== Segment start ==

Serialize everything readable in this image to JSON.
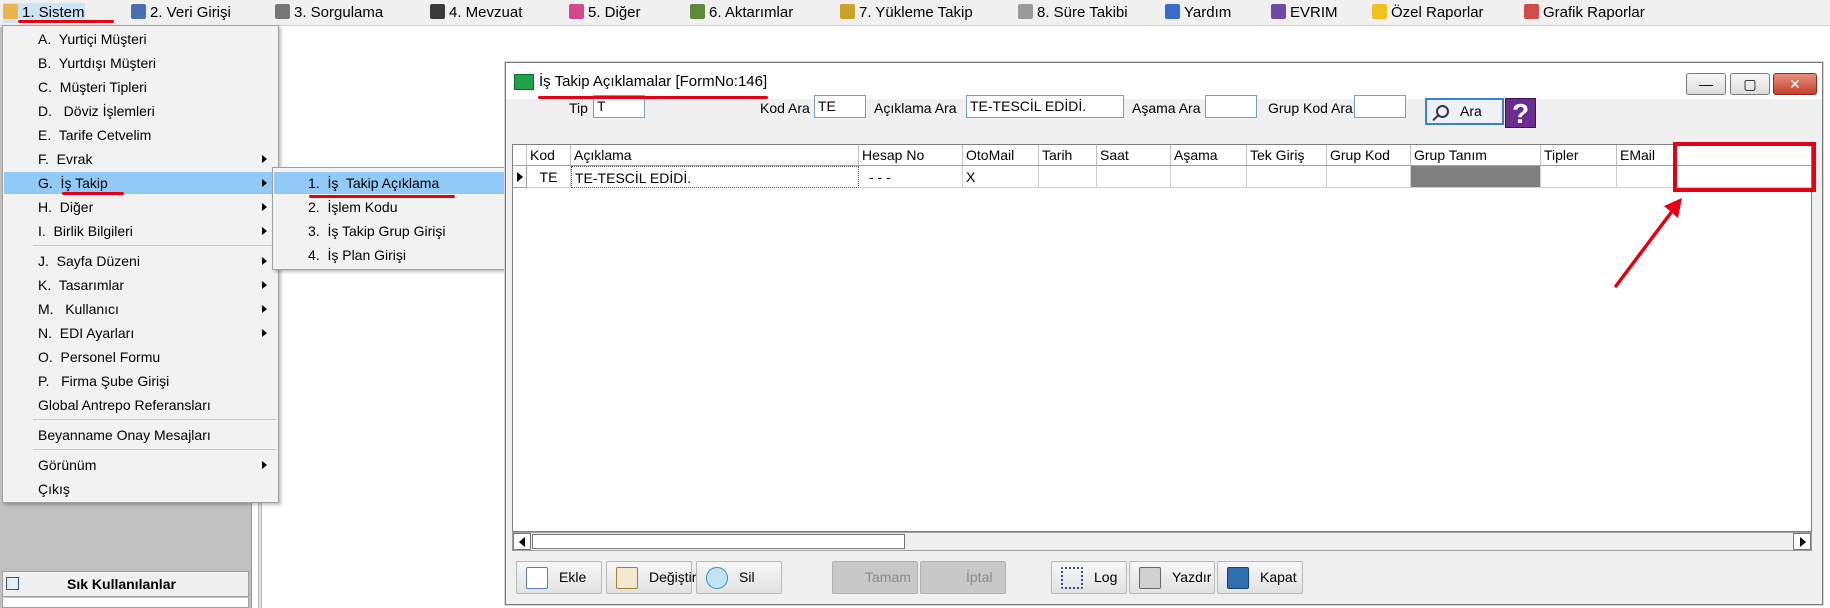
{
  "menubar": {
    "items": [
      {
        "label": "1.  Sistem",
        "icon": "system-icon"
      },
      {
        "label": "2.   Veri Girişi",
        "icon": "data-entry-icon"
      },
      {
        "label": "3.   Sorgulama",
        "icon": "query-icon"
      },
      {
        "label": "4.   Mevzuat",
        "icon": "law-icon"
      },
      {
        "label": "5.   Diğer",
        "icon": "other-icon"
      },
      {
        "label": "6.    Aktarımlar",
        "icon": "transfer-icon"
      },
      {
        "label": "7.   Yükleme Takip",
        "icon": "loading-icon"
      },
      {
        "label": "8. Süre Takibi",
        "icon": "timer-icon"
      },
      {
        "label": "Yardım",
        "icon": "help-icon"
      },
      {
        "label": "EVRIM",
        "icon": "book-icon"
      },
      {
        "label": "Özel Raporlar",
        "icon": "star-icon"
      },
      {
        "label": "Grafik Raporlar",
        "icon": "chart-icon"
      }
    ]
  },
  "sistem_menu": {
    "items": [
      {
        "label": "A.  Yurtiçi Müşteri"
      },
      {
        "label": "B.  Yurtdışı Müşteri"
      },
      {
        "label": "C.  Müşteri Tipleri"
      },
      {
        "label": "D.   Döviz İşlemleri"
      },
      {
        "label": "E.  Tarife Cetvelim"
      },
      {
        "label": "F.  Evrak"
      },
      {
        "label": "G.  İş Takip"
      },
      {
        "label": "H.  Diğer"
      },
      {
        "label": "I.  Birlik Bilgileri"
      },
      {
        "label": "J.  Sayfa Düzeni"
      },
      {
        "label": "K.  Tasarımlar"
      },
      {
        "label": "M.   Kullanıcı"
      },
      {
        "label": "N.  EDI Ayarları"
      },
      {
        "label": "O.  Personel Formu"
      },
      {
        "label": "P.   Firma Şube Girişi"
      },
      {
        "label": "Global Antrepo Referansları"
      },
      {
        "label": "Beyanname Onay Mesajları"
      },
      {
        "label": "Görünüm"
      },
      {
        "label": "Çıkış"
      }
    ]
  },
  "is_takip_submenu": {
    "items": [
      {
        "label": "1.  İş  Takip Açıklama"
      },
      {
        "label": "2.  İşlem Kodu"
      },
      {
        "label": "3.  İş Takip Grup Girişi"
      },
      {
        "label": "4.  İş Plan Girişi"
      }
    ]
  },
  "left_panel": {
    "header": "Sık Kullanılanlar"
  },
  "form": {
    "title": "İş Takip Açıklamalar [FormNo:146]",
    "window_buttons": {
      "minimize": "—",
      "maximize": "▢",
      "close": "✕"
    },
    "filters": {
      "tip_label": "Tip",
      "tip_value": "T",
      "kod_ara_label": "Kod Ara",
      "kod_ara_value": "TE",
      "aciklama_ara_label": "Açıklama  Ara",
      "aciklama_ara_value": "TE-TESCİL EDİDİ.",
      "asama_ara_label": "Aşama Ara",
      "asama_ara_value": "",
      "grup_kod_ara_label": "Grup Kod Ara",
      "grup_kod_ara_value": "",
      "ara_button": "Ara",
      "help_button": "?"
    },
    "grid": {
      "columns": [
        "Kod",
        "Açıklama",
        "Hesap No",
        "OtoMail",
        "Tarih",
        "Saat",
        "Aşama",
        "Tek Giriş",
        "Grup Kod",
        "Grup Tanım",
        "Tipler",
        "EMail"
      ],
      "rows": [
        {
          "kod": "TE",
          "aciklama": "TE-TESCİL EDİDİ.",
          "hesap_no": "- - -",
          "otomail": "X",
          "tarih": "",
          "saat": "",
          "asama": "",
          "tek_giris": "",
          "grup_kod": "",
          "grup_tanim": "",
          "tipler": "",
          "email": ""
        }
      ]
    },
    "toolbar": {
      "ekle": "Ekle",
      "degistir": "Değiştir",
      "sil": "Sil",
      "tamam": "Tamam",
      "iptal": "İptal",
      "log": "Log",
      "yazdir": "Yazdır",
      "kapat": "Kapat"
    }
  },
  "colors": {
    "menu_highlight": "#91c9f7",
    "annotation_red": "#e60012",
    "grup_tanim_cell": "#808080"
  }
}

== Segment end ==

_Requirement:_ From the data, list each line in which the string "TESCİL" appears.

_Answer to this exercise:_
      "aciklama_ara_value": "TE-TESCİL EDİDİ.",
          "aciklama": "TE-TESCİL EDİDİ.",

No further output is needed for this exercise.